This seemingly small part of the project turned out to be a place where I immersed myself more than I expected.
The initial objective was to protect the ventilation exhaust pipes from sun (they are made of plastic), rain and rodents. But as it came into being I felt it was a surprisingly prominent aesthetic element that invited me to give it more attention.
I was not able to give this all the attention and quality I wanted because of numerous constraints, especially, in this case, the position of the pipes makes it difficult/precarious to reach.
The first step was to build forms in place (no pictures) and to pour a concrete base.
The next step was to build a brick chimney. I felt comfortable with bricklaying from my experience with rocket stoves. I did experiment with a new (to me) mortar mix (1 lime : 1 concrete : 6 sand). I quickly gave up on trying to lay the bricks perfectly level because of the limited access to the work.

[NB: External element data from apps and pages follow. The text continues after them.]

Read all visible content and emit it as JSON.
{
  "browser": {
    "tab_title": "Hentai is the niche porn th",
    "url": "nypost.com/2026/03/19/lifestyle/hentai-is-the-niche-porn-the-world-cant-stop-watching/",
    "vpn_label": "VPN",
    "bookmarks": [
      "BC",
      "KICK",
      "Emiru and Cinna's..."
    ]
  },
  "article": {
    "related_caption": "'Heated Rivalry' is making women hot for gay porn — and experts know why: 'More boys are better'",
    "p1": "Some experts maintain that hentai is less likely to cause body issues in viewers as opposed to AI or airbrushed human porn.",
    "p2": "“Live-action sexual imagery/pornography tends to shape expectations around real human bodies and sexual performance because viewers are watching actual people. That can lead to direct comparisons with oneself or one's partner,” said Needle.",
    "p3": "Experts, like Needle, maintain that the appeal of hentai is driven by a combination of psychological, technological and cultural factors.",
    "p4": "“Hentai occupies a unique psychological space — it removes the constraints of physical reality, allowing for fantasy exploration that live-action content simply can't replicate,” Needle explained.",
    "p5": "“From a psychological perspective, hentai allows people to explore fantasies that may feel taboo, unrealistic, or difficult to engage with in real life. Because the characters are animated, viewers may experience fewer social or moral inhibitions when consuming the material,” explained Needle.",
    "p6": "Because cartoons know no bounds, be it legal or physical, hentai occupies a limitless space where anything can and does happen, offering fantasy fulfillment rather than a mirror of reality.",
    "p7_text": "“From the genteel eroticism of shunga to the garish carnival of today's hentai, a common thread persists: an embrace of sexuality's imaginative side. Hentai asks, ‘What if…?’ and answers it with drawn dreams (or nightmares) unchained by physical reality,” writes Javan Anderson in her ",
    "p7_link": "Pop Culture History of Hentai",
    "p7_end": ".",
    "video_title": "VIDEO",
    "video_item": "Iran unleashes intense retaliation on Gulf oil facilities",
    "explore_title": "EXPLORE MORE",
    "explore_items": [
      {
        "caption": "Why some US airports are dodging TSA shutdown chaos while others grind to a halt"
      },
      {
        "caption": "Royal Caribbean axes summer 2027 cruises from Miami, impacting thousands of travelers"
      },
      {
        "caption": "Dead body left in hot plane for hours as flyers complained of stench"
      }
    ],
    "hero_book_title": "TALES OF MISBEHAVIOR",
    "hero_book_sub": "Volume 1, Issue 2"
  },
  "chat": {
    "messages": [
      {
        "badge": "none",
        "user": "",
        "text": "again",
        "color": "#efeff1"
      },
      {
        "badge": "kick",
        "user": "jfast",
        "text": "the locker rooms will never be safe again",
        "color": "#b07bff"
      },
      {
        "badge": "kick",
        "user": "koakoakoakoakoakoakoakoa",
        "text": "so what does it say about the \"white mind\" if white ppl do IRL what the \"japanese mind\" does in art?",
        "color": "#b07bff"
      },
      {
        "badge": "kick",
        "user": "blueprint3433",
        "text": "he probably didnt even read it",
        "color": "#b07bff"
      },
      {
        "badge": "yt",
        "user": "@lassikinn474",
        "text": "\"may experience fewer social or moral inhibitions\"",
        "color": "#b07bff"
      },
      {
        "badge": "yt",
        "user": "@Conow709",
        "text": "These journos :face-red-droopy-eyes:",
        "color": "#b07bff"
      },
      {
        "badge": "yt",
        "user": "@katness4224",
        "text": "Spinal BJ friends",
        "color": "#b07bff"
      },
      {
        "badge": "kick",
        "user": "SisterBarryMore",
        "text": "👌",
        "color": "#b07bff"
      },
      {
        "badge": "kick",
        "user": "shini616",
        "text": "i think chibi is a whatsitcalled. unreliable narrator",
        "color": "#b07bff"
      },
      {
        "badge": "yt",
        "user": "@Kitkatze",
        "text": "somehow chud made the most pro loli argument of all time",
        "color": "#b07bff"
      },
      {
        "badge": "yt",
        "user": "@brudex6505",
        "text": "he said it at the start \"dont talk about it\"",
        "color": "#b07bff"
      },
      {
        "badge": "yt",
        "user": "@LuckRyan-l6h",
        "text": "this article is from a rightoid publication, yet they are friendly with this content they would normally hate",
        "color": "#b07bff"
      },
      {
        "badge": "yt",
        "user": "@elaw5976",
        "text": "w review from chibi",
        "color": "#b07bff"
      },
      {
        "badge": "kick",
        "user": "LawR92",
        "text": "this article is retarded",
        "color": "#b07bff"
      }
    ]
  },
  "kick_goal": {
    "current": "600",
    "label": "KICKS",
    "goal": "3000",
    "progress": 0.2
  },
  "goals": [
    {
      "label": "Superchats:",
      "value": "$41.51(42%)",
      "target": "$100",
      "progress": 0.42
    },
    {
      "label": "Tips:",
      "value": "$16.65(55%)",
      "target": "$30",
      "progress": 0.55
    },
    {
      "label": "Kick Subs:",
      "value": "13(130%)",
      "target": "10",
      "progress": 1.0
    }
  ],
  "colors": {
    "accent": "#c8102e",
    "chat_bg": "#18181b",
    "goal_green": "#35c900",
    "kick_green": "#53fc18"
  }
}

I tried to incorporate some anchoring mechanisms into the chimney.
Then it was off to figure out how to design, build and install the head of the chimney. Originally I wanted to create a triangle-shaped roof. But as the chimney came up and took on character in relationship to the cellar, that felt wrong. A more soft and round form appeared in my mind and I set out to draw it … make cutting templates … and finally into the workshop to make it.
First came the base:
… and on top of it … the arch form I envisioned.
After a dry-assembly failed I made a change that would make assembly of the two parts easier … then it was off to char and oil all the wood surfaces:
Next was partially fixing the wire mesh onto the base:
… and initially assembly of the base (to get a sense of progress and make space in the workshop):
Then came the metal-roof preparation. First measuring real sizes and cutting the sheet to size and bending it. I’ve got a slightly tedious but fairly reliable strategy for bending:
In reality it was a sequence of bending and cutting actions that led to a sheet that could be bent and folded onto the curved arch.
… and then mounting it and nailing down the mesh and:
I am not confident that my anchoring strategy has worked ou well … so we will see if this thing holds in high winds or if it will need some reworking next spring!